The Enforcement Bureau sent notices to properties in New York and Michigan

The Federal Communications Commission continues its efforts to address pirate radio broadcasts. On Sept. 8, it sent notices to three property owners in New York and one in Michigan about alleged illegal operations.

In New York, the FCC’s Enforcement Bureau investigated a complaint about an unlicensed FM broadcast station operating in Brooklyn on frequency 98.9 MHz. In June, bureau agents confirmed that radio signals on that frequency were emanating from a property on Nostrand Ave. that public records show is owned by Hager Management Inc. 

Another pirate radio complaint was investigated at a property in Brentwood, N.Y. In July, Enforcement Bureau agents used direction-finding techniques to determine that radio signals on frequency 105.7 MHz were emanating from a property owned by Onick Bouquet.

Another complaint was investigated in July by agents from the New York Enforcement Bureau office in the city of Flushing. Agents confirmed that radio signals on frequency 95.9 MHz were emanating from a property on 1st Ave. and four individuals with the last name — Alex Weiss, Lili Weiss, Karen Weiss and Edward Weiss — were identified as the owners of the property.

[Related: “FCC Sends More Pirate Letters“]

The Chicago office of the FCC’s Enforcement Bureau was involved in investigating another complaint about an unlicensed FM station operating on frequency 89.1 MHz in Battle Creek, Mich. In July, an agent confirmed via direction-finding techniques that radio signals were emanating from a property on West Territorial Rd. that public records say is owned by Edward P. Stallworth.

In each of these notices, the bureau reminded the recipients that radio broadcast stations operating on certain frequencies must be licensed by the FCC. While the FCC rules create exceptions for certain very-low-powered devices, agents determined that those exceptions do not apply to these transmissions. In each case, the agents said that no license had been issued for operation of a radio station at those locations. 

The Communications Act says that any person or entity found to permit a third party to engage in pirate radio broadcasting on their property can face significant financial penalties. In bold-faced type, each of these notices clarify that the FCC may issue a fine of up to $2.1 million if the commission determines that pirate radio broadcasts were allowed to continue. 

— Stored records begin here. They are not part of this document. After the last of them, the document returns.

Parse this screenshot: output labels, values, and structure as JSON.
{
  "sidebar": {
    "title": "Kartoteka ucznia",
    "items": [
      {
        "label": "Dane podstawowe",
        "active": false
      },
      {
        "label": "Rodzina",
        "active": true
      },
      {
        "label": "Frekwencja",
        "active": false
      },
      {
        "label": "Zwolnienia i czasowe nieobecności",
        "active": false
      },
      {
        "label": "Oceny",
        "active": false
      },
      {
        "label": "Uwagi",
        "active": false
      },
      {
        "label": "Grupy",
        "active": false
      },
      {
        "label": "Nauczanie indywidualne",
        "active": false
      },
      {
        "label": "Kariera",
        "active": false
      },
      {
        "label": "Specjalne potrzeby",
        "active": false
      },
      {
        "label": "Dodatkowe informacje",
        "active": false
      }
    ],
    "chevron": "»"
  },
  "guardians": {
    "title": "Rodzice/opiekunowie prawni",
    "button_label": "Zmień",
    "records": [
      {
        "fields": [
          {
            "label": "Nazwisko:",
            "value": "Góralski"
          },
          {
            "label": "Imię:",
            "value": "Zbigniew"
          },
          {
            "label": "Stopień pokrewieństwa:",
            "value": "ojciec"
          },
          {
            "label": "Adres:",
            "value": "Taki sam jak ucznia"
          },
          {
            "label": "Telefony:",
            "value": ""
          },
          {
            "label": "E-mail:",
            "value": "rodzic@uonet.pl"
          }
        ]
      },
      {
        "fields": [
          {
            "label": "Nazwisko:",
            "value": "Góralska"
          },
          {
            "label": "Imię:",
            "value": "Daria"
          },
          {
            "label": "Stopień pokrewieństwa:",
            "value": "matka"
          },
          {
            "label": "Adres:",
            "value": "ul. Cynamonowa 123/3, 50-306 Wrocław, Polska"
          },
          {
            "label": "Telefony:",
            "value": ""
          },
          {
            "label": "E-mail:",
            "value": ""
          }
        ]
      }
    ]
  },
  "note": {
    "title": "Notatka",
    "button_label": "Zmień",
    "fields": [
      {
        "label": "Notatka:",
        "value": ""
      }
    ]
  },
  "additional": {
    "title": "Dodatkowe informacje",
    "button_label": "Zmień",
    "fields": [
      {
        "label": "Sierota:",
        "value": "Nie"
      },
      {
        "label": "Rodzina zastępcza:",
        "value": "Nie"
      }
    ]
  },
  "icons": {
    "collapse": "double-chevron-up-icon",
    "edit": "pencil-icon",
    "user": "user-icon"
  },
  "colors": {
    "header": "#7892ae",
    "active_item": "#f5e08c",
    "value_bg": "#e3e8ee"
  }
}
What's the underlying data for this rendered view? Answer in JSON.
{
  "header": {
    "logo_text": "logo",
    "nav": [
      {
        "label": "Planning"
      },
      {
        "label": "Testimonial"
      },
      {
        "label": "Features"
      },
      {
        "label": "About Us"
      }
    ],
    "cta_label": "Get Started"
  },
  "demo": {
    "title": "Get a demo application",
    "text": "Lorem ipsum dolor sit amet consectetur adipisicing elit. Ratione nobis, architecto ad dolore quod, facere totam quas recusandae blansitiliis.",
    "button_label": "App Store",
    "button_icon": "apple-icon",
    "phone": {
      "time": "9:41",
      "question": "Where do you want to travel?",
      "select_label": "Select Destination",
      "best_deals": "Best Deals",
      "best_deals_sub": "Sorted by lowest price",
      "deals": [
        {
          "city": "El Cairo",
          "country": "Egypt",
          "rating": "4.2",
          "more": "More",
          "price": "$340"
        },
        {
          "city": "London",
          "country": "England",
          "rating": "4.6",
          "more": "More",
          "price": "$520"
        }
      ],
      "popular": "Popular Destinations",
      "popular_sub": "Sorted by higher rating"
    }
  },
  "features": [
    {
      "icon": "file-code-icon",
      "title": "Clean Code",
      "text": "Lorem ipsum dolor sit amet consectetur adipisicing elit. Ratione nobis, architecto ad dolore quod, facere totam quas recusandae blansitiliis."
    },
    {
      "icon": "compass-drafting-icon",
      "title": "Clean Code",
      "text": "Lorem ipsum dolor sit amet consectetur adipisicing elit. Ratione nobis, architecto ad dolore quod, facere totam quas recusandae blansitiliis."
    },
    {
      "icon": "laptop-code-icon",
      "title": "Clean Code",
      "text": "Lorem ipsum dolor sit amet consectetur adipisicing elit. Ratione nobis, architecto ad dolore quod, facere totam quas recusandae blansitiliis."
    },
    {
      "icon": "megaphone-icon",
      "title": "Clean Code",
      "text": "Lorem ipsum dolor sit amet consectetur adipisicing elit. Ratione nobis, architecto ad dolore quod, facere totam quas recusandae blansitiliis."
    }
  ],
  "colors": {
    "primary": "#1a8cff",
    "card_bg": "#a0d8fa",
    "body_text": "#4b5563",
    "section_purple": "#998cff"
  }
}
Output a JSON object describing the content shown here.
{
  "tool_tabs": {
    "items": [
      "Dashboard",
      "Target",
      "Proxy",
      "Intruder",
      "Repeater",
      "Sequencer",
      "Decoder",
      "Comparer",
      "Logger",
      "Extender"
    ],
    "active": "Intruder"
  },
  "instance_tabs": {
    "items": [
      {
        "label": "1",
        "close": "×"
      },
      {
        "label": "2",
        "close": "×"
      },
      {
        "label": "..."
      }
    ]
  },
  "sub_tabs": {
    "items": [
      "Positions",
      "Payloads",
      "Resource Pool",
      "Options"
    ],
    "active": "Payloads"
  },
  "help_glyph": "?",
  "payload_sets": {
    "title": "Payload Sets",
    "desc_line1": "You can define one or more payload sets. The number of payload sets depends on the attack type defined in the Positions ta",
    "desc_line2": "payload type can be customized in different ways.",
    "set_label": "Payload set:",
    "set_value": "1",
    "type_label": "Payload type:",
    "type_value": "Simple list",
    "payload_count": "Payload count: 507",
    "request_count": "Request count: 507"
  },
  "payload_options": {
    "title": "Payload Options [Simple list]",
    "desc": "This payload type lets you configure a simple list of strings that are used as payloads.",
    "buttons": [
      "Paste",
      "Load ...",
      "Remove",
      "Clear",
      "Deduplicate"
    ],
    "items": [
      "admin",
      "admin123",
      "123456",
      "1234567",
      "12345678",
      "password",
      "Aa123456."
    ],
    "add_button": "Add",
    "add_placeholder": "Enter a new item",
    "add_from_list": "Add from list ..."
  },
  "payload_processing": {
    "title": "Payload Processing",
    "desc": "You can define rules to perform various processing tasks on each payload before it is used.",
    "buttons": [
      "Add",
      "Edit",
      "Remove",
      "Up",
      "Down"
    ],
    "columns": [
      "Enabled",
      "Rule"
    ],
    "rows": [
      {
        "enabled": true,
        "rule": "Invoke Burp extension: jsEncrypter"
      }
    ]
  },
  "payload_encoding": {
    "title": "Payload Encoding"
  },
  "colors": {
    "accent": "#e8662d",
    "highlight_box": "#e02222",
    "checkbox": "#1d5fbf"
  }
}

Each recipient has 10 days to prove that the alleged pirate radio broadcasts have ceased.